About this exercise: Report how many lines of the data below contain "icon". Give nothing besides the number.
--- Data shown ---
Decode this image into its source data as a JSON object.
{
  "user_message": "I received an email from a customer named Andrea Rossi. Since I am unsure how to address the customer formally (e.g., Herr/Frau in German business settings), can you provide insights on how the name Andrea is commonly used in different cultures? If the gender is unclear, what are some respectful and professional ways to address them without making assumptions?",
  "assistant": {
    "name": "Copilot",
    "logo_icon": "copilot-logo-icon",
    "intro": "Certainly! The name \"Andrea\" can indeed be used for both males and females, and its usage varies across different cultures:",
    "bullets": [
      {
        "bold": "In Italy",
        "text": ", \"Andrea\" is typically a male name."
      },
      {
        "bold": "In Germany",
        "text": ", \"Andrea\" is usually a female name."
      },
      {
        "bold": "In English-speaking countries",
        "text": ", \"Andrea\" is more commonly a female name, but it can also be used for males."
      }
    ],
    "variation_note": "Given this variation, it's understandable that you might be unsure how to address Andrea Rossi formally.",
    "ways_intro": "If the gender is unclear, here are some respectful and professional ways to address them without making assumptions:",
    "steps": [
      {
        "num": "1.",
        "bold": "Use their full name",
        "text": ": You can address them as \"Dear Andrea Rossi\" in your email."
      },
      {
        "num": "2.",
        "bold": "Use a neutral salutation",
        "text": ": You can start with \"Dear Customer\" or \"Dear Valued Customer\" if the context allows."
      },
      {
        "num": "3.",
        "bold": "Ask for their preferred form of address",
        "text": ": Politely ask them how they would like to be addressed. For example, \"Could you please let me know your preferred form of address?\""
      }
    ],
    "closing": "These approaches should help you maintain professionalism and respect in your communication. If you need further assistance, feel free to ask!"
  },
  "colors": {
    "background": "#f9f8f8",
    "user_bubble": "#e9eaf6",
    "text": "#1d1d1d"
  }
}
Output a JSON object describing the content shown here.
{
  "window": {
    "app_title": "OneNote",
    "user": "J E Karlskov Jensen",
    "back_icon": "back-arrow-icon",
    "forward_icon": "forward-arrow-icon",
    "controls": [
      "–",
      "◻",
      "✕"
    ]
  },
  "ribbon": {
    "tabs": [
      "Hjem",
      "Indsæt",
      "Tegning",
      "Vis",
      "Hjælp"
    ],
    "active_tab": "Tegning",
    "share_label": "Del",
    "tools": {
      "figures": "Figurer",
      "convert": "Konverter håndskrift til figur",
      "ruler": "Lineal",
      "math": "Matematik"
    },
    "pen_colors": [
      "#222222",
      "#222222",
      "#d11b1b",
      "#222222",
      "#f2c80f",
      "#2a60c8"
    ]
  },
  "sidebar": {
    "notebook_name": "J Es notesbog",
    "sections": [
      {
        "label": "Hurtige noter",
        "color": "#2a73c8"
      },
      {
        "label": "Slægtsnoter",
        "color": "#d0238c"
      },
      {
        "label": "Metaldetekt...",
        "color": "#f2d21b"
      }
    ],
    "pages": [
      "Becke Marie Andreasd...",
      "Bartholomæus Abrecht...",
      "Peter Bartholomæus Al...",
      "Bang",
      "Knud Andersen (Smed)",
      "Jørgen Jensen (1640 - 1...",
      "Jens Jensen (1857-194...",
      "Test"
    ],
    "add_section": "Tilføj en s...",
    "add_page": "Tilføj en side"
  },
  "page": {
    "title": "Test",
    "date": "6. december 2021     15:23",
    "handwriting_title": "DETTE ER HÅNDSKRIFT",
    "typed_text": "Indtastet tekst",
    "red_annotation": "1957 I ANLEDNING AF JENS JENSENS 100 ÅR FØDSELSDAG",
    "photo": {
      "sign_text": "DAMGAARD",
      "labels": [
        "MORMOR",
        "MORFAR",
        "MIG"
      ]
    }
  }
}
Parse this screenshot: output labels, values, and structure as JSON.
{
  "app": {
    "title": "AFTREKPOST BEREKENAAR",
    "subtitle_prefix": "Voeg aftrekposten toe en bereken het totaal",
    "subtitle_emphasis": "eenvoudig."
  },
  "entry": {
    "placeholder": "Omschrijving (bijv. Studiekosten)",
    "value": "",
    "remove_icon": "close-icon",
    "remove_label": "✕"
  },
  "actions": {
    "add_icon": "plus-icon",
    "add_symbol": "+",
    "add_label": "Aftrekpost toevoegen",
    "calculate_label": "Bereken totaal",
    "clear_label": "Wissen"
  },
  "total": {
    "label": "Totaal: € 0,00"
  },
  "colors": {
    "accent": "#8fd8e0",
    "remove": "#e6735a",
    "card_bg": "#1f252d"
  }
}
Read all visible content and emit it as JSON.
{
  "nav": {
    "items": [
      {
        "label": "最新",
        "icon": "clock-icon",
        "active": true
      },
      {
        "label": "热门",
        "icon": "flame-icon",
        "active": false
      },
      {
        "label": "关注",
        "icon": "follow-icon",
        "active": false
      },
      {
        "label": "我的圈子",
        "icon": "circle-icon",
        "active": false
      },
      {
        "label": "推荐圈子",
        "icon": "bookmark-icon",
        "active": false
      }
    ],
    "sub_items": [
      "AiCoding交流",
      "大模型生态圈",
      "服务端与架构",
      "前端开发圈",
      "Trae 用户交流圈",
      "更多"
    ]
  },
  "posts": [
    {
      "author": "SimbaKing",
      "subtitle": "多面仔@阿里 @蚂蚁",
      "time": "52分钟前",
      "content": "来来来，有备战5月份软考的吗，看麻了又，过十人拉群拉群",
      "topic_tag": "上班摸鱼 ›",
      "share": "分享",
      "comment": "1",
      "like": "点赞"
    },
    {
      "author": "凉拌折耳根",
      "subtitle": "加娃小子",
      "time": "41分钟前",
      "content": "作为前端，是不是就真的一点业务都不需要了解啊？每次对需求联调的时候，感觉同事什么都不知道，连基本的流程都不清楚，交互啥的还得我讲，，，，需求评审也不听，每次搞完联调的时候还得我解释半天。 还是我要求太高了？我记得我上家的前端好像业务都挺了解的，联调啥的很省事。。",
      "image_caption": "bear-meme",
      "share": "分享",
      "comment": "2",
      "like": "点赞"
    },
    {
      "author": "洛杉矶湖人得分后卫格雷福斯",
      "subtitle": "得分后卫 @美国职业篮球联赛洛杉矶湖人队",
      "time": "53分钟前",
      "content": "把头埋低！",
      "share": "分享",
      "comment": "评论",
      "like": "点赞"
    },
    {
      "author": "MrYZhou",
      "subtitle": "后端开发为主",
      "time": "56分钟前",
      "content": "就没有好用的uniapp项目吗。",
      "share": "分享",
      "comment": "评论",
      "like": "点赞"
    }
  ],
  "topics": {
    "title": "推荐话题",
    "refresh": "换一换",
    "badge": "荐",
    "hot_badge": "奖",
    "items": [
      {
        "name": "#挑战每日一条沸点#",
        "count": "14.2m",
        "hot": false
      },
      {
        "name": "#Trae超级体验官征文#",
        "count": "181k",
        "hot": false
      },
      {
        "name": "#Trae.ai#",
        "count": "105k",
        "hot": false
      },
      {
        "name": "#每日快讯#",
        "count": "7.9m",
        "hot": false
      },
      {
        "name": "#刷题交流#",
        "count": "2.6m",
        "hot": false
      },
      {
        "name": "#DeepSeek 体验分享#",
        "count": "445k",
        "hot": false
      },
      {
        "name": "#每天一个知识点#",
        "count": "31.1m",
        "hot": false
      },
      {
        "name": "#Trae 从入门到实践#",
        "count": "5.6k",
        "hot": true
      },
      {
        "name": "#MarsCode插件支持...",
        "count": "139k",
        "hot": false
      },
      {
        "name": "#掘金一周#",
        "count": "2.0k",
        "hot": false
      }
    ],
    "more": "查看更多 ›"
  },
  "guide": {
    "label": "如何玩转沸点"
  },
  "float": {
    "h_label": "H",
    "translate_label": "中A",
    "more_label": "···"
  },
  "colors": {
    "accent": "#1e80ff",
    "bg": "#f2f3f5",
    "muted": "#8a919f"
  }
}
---
Problem solution: 10